DATASET START

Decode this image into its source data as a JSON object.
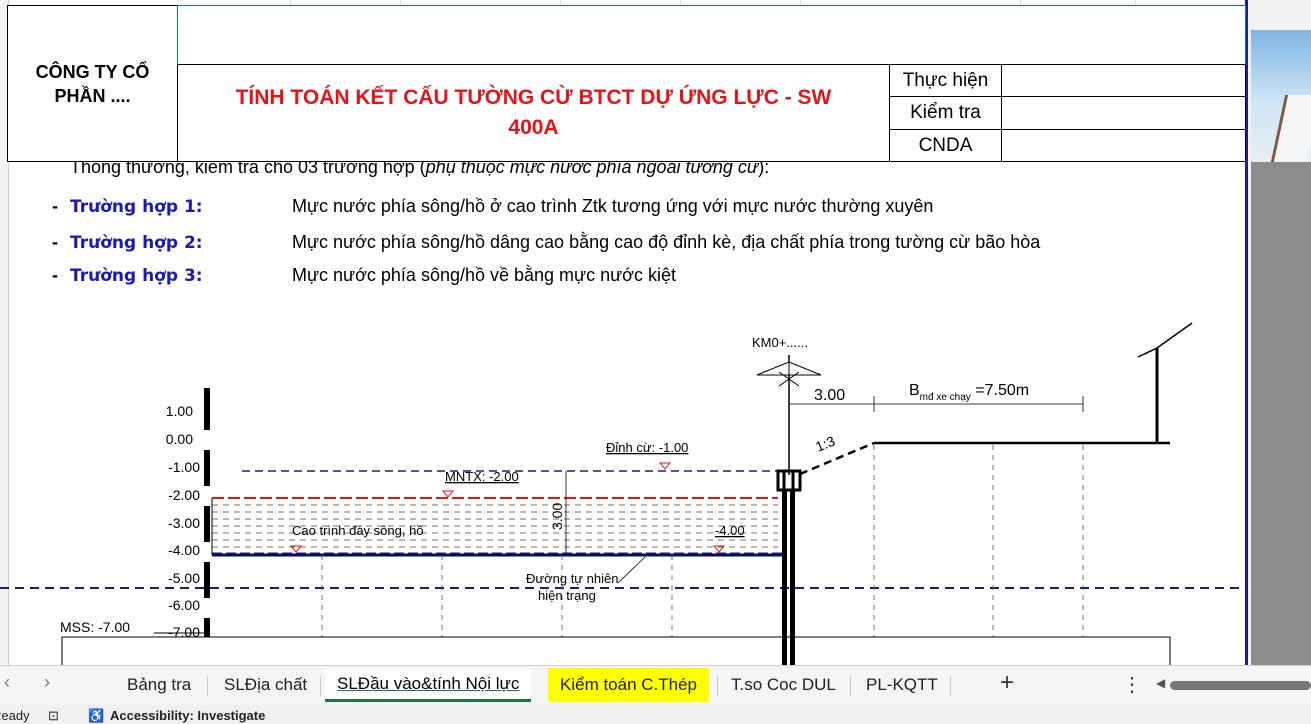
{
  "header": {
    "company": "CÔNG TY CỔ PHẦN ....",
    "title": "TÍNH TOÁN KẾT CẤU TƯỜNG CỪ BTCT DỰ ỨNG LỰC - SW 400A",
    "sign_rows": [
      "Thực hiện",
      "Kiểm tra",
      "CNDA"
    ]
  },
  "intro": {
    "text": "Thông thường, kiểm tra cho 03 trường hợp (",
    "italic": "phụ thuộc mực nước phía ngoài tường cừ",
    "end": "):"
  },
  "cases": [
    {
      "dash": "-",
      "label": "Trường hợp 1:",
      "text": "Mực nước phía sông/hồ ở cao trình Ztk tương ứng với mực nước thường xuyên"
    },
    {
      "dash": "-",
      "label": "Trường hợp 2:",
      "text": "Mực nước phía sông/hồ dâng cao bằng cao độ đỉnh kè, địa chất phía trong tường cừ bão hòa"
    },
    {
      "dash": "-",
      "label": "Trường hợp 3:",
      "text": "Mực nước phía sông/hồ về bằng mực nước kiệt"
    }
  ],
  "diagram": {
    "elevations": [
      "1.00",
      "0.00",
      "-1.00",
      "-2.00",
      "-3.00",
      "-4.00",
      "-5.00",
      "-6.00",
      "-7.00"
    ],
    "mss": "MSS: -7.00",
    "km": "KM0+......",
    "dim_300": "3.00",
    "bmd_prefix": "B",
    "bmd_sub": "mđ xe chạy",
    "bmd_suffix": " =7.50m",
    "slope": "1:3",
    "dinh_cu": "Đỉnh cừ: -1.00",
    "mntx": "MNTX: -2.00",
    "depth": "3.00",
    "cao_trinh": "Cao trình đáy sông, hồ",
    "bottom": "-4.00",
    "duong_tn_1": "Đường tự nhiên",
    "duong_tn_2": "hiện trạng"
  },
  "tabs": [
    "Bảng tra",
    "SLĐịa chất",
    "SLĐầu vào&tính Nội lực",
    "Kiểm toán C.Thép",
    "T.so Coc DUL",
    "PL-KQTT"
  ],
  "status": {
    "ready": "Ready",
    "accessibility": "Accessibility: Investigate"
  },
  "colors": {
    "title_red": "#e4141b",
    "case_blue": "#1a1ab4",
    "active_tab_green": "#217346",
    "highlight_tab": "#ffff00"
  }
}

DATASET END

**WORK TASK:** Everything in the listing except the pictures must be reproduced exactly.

**ANSWER SPACE:**
Decode this image into its source data as a JSON object.
{
  "header": {
    "company": "CÔNG TY CỔ PHẦN ....",
    "title": "TÍNH TOÁN KẾT CẤU TƯỜNG CỪ BTCT DỰ ỨNG LỰC - SW 400A",
    "sign_rows": [
      "Thực hiện",
      "Kiểm tra",
      "CNDA"
    ]
  },
  "intro": {
    "text": "Thông thường, kiểm tra cho 03 trường hợp (",
    "italic": "phụ thuộc mực nước phía ngoài tường cừ",
    "end": "):"
  },
  "cases": [
    {
      "dash": "-",
      "label": "Trường hợp 1:",
      "text": "Mực nước phía sông/hồ ở cao trình Ztk tương ứng với mực nước thường xuyên"
    },
    {
      "dash": "-",
      "label": "Trường hợp 2:",
      "text": "Mực nước phía sông/hồ dâng cao bằng cao độ đỉnh kè, địa chất phía trong tường cừ bão hòa"
    },
    {
      "dash": "-",
      "label": "Trường hợp 3:",
      "text": "Mực nước phía sông/hồ về bằng mực nước kiệt"
    }
  ],
  "diagram": {
    "elevations": [
      "1.00",
      "0.00",
      "-1.00",
      "-2.00",
      "-3.00",
      "-4.00",
      "-5.00",
      "-6.00",
      "-7.00"
    ],
    "mss": "MSS: -7.00",
    "km": "KM0+......",
    "dim_300": "3.00",
    "bmd_prefix": "B",
    "bmd_sub": "mđ xe chạy",
    "bmd_suffix": " =7.50m",
    "slope": "1:3",
    "dinh_cu": "Đỉnh cừ: -1.00",
    "mntx": "MNTX: -2.00",
    "depth": "3.00",
    "cao_trinh": "Cao trình đáy sông, hồ",
    "bottom": "-4.00",
    "duong_tn_1": "Đường tự nhiên",
    "duong_tn_2": "hiện trạng"
  },
  "tabs": [
    "Bảng tra",
    "SLĐịa chất",
    "SLĐầu vào&tính Nội lực",
    "Kiểm toán C.Thép",
    "T.so Coc DUL",
    "PL-KQTT"
  ],
  "status": {
    "ready": "Ready",
    "accessibility": "Accessibility: Investigate"
  },
  "colors": {
    "title_red": "#e4141b",
    "case_blue": "#1a1ab4",
    "active_tab_green": "#217346",
    "highlight_tab": "#ffff00"
  }
}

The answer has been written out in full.